Reproduce all the entries beneath this sentence exactly.

***** Available data

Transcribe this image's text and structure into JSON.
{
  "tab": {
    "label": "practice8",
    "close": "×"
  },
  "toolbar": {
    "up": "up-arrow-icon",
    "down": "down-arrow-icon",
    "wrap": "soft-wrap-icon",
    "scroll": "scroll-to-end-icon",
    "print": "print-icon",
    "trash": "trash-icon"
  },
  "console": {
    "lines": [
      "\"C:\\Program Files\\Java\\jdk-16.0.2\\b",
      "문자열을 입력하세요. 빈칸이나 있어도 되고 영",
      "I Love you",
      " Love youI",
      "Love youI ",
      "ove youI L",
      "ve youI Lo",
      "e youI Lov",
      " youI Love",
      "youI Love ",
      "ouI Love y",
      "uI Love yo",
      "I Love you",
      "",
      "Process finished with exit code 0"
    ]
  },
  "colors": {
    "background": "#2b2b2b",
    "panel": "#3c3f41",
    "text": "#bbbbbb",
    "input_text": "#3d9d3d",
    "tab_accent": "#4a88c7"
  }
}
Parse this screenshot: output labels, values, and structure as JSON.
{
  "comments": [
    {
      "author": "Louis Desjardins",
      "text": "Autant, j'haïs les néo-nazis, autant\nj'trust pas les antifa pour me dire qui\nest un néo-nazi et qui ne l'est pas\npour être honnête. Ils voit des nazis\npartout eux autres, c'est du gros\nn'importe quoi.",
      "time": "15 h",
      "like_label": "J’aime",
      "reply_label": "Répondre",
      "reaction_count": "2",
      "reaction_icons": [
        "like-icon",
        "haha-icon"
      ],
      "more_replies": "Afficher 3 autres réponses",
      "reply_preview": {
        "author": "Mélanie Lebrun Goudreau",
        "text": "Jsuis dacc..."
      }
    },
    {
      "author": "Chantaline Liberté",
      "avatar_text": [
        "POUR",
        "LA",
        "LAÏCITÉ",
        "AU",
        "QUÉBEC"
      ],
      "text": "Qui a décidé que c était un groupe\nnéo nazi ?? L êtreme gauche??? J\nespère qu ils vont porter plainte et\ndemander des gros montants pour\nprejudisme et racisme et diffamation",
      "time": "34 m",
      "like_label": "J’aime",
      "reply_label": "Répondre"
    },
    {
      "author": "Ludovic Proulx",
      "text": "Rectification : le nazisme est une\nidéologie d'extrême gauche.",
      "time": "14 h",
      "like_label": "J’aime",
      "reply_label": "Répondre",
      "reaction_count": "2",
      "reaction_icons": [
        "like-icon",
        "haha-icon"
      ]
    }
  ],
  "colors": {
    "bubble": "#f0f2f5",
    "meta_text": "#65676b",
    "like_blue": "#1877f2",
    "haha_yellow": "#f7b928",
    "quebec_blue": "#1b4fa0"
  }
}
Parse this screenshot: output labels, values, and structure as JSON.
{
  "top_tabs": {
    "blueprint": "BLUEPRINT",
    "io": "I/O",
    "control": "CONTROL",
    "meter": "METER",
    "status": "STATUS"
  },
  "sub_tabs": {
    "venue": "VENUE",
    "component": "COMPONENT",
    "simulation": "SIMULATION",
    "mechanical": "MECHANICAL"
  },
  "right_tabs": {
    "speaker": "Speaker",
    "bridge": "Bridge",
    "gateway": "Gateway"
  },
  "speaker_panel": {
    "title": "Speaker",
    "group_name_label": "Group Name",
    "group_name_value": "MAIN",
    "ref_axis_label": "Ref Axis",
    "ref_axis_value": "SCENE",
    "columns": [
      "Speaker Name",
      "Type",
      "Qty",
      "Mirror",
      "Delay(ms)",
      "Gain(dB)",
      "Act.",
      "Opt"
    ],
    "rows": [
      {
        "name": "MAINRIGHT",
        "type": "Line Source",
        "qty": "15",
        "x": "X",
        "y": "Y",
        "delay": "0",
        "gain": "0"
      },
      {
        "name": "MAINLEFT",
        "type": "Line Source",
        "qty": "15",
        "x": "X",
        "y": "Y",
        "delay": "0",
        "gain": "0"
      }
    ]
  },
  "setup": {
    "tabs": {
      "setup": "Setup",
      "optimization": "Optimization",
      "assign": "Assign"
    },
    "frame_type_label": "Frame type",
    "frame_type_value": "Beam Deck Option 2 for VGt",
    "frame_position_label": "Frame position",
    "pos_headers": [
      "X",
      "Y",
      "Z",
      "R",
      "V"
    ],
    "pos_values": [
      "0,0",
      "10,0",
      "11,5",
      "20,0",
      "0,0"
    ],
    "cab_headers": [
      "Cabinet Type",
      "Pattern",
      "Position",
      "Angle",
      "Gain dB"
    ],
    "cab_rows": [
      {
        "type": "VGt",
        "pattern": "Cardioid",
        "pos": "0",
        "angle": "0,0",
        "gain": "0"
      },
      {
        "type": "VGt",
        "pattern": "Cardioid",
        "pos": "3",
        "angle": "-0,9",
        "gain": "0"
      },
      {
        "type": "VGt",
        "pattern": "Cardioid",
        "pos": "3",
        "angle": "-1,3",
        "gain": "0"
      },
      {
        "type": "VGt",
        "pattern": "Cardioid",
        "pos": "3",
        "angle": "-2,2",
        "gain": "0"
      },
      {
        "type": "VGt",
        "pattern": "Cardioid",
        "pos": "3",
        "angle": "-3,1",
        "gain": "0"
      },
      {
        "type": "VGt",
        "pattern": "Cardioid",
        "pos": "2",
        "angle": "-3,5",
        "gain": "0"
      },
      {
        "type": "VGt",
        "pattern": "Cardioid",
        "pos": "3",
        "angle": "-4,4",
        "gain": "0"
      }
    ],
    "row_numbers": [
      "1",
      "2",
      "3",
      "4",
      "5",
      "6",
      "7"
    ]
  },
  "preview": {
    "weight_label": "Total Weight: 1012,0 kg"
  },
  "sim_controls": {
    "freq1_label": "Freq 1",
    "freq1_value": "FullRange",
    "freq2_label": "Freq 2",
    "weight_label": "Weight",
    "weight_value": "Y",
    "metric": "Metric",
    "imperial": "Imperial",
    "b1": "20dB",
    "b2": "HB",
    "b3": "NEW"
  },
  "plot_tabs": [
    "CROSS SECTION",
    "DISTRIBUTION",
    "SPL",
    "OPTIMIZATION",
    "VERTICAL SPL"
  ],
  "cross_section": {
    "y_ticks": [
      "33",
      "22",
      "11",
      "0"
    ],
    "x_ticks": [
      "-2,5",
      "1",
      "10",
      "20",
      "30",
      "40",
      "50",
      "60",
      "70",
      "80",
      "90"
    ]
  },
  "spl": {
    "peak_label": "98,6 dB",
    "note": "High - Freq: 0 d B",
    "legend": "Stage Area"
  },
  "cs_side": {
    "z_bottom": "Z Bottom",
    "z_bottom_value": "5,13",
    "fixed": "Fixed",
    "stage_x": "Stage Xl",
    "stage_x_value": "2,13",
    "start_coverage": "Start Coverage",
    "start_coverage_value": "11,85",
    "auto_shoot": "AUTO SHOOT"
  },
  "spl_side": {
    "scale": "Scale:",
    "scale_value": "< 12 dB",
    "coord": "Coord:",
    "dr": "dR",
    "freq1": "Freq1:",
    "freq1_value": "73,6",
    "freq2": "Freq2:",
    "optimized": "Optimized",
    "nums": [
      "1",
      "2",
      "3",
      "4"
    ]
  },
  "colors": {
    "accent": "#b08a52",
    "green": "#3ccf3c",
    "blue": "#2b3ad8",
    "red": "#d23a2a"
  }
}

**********

** Written answer **
Transcribe this image's text and structure into JSON.
{
  "tab": {
    "label": "practice8",
    "close": "×"
  },
  "toolbar": {
    "up": "up-arrow-icon",
    "down": "down-arrow-icon",
    "wrap": "soft-wrap-icon",
    "scroll": "scroll-to-end-icon",
    "print": "print-icon",
    "trash": "trash-icon"
  },
  "console": {
    "lines": [
      "\"C:\\Program Files\\Java\\jdk-16.0.2\\b",
      "문자열을 입력하세요. 빈칸이나 있어도 되고 영",
      "I Love you",
      " Love youI",
      "Love youI ",
      "ove youI L",
      "ve youI Lo",
      "e youI Lov",
      " youI Love",
      "youI Love ",
      "ouI Love y",
      "uI Love yo",
      "I Love you",
      "",
      "Process finished with exit code 0"
    ]
  },
  "colors": {
    "background": "#2b2b2b",
    "panel": "#3c3f41",
    "text": "#bbbbbb",
    "input_text": "#3d9d3d",
    "tab_accent": "#4a88c7"
  }
}
Parse this screenshot: output labels, values, and structure as JSON.
{
  "comments": [
    {
      "author": "Louis Desjardins",
      "text": "Autant, j'haïs les néo-nazis, autant\nj'trust pas les antifa pour me dire qui\nest un néo-nazi et qui ne l'est pas\npour être honnête. Ils voit des nazis\npartout eux autres, c'est du gros\nn'importe quoi.",
      "time": "15 h",
      "like_label": "J’aime",
      "reply_label": "Répondre",
      "reaction_count": "2",
      "reaction_icons": [
        "like-icon",
        "haha-icon"
      ],
      "more_replies": "Afficher 3 autres réponses",
      "reply_preview": {
        "author": "Mélanie Lebrun Goudreau",
        "text": "Jsuis dacc..."
      }
    },
    {
      "author": "Chantaline Liberté",
      "avatar_text": [
        "POUR",
        "LA",
        "LAÏCITÉ",
        "AU",
        "QUÉBEC"
      ],
      "text": "Qui a décidé que c était un groupe\nnéo nazi ?? L êtreme gauche??? J\nespère qu ils vont porter plainte et\ndemander des gros montants pour\nprejudisme et racisme et diffamation",
      "time": "34 m",
      "like_label": "J’aime",
      "reply_label": "Répondre"
    },
    {
      "author": "Ludovic Proulx",
      "text": "Rectification : le nazisme est une\nidéologie d'extrême gauche.",
      "time": "14 h",
      "like_label": "J’aime",
      "reply_label": "Répondre",
      "reaction_count": "2",
      "reaction_icons": [
        "like-icon",
        "haha-icon"
      ]
    }
  ],
  "colors": {
    "bubble": "#f0f2f5",
    "meta_text": "#65676b",
    "like_blue": "#1877f2",
    "haha_yellow": "#f7b928",
    "quebec_blue": "#1b4fa0"
  }
}
Parse this screenshot: output labels, values, and structure as JSON.
{
  "top_tabs": {
    "blueprint": "BLUEPRINT",
    "io": "I/O",
    "control": "CONTROL",
    "meter": "METER",
    "status": "STATUS"
  },
  "sub_tabs": {
    "venue": "VENUE",
    "component": "COMPONENT",
    "simulation": "SIMULATION",
    "mechanical": "MECHANICAL"
  },
  "right_tabs": {
    "speaker": "Speaker",
    "bridge": "Bridge",
    "gateway": "Gateway"
  },
  "speaker_panel": {
    "title": "Speaker",
    "group_name_label": "Group Name",
    "group_name_value": "MAIN",
    "ref_axis_label": "Ref Axis",
    "ref_axis_value": "SCENE",
    "columns": [
      "Speaker Name",
      "Type",
      "Qty",
      "Mirror",
      "Delay(ms)",
      "Gain(dB)",
      "Act.",
      "Opt"
    ],
    "rows": [
      {
        "name": "MAINRIGHT",
        "type": "Line Source",
        "qty": "15",
        "x": "X",
        "y": "Y",
        "delay": "0",
        "gain": "0"
      },
      {
        "name": "MAINLEFT",
        "type": "Line Source",
        "qty": "15",
        "x": "X",
        "y": "Y",
        "delay": "0",
        "gain": "0"
      }
    ]
  },
  "setup": {
    "tabs": {
      "setup": "Setup",
      "optimization": "Optimization",
      "assign": "Assign"
    },
    "frame_type_label": "Frame type",
    "frame_type_value": "Beam Deck Option 2 for VGt",
    "frame_position_label": "Frame position",
    "pos_headers": [
      "X",
      "Y",
      "Z",
      "R",
      "V"
    ],
    "pos_values": [
      "0,0",
      "10,0",
      "11,5",
      "20,0",
      "0,0"
    ],
    "cab_headers": [
      "Cabinet Type",
      "Pattern",
      "Position",
      "Angle",
      "Gain dB"
    ],
    "cab_rows": [
      {
        "type": "VGt",
        "pattern": "Cardioid",
        "pos": "0",
        "angle": "0,0",
        "gain": "0"
      },
      {
        "type": "VGt",
        "pattern": "Cardioid",
        "pos": "3",
        "angle": "-0,9",
        "gain": "0"
      },
      {
        "type": "VGt",
        "pattern": "Cardioid",
        "pos": "3",
        "angle": "-1,3",
        "gain": "0"
      },
      {
        "type": "VGt",
        "pattern": "Cardioid",
        "pos": "3",
        "angle": "-2,2",
        "gain": "0"
      },
      {
        "type": "VGt",
        "pattern": "Cardioid",
        "pos": "3",
        "angle": "-3,1",
        "gain": "0"
      },
      {
        "type": "VGt",
        "pattern": "Cardioid",
        "pos": "2",
        "angle": "-3,5",
        "gain": "0"
      },
      {
        "type": "VGt",
        "pattern": "Cardioid",
        "pos": "3",
        "angle": "-4,4",
        "gain": "0"
      }
    ],
    "row_numbers": [
      "1",
      "2",
      "3",
      "4",
      "5",
      "6",
      "7"
    ]
  },
  "preview": {
    "weight_label": "Total Weight: 1012,0 kg"
  },
  "sim_controls": {
    "freq1_label": "Freq 1",
    "freq1_value": "FullRange",
    "freq2_label": "Freq 2",
    "weight_label": "Weight",
    "weight_value": "Y",
    "metric": "Metric",
    "imperial": "Imperial",
    "b1": "20dB",
    "b2": "HB",
    "b3": "NEW"
  },
  "plot_tabs": [
    "CROSS SECTION",
    "DISTRIBUTION",
    "SPL",
    "OPTIMIZATION",
    "VERTICAL SPL"
  ],
  "cross_section": {
    "y_ticks": [
      "33",
      "22",
      "11",
      "0"
    ],
    "x_ticks": [
      "-2,5",
      "1",
      "10",
      "20",
      "30",
      "40",
      "50",
      "60",
      "70",
      "80",
      "90"
    ]
  },
  "spl": {
    "peak_label": "98,6 dB",
    "note": "High - Freq: 0 d B",
    "legend": "Stage Area"
  },
  "cs_side": {
    "z_bottom": "Z Bottom",
    "z_bottom_value": "5,13",
    "fixed": "Fixed",
    "stage_x": "Stage Xl",
    "stage_x_value": "2,13",
    "start_coverage": "Start Coverage",
    "start_coverage_value": "11,85",
    "auto_shoot": "AUTO SHOOT"
  },
  "spl_side": {
    "scale": "Scale:",
    "scale_value": "< 12 dB",
    "coord": "Coord:",
    "dr": "dR",
    "freq1": "Freq1:",
    "freq1_value": "73,6",
    "freq2": "Freq2:",
    "optimized": "Optimized",
    "nums": [
      "1",
      "2",
      "3",
      "4"
    ]
  },
  "colors": {
    "accent": "#b08a52",
    "green": "#3ccf3c",
    "blue": "#2b3ad8",
    "red": "#d23a2a"
  }
}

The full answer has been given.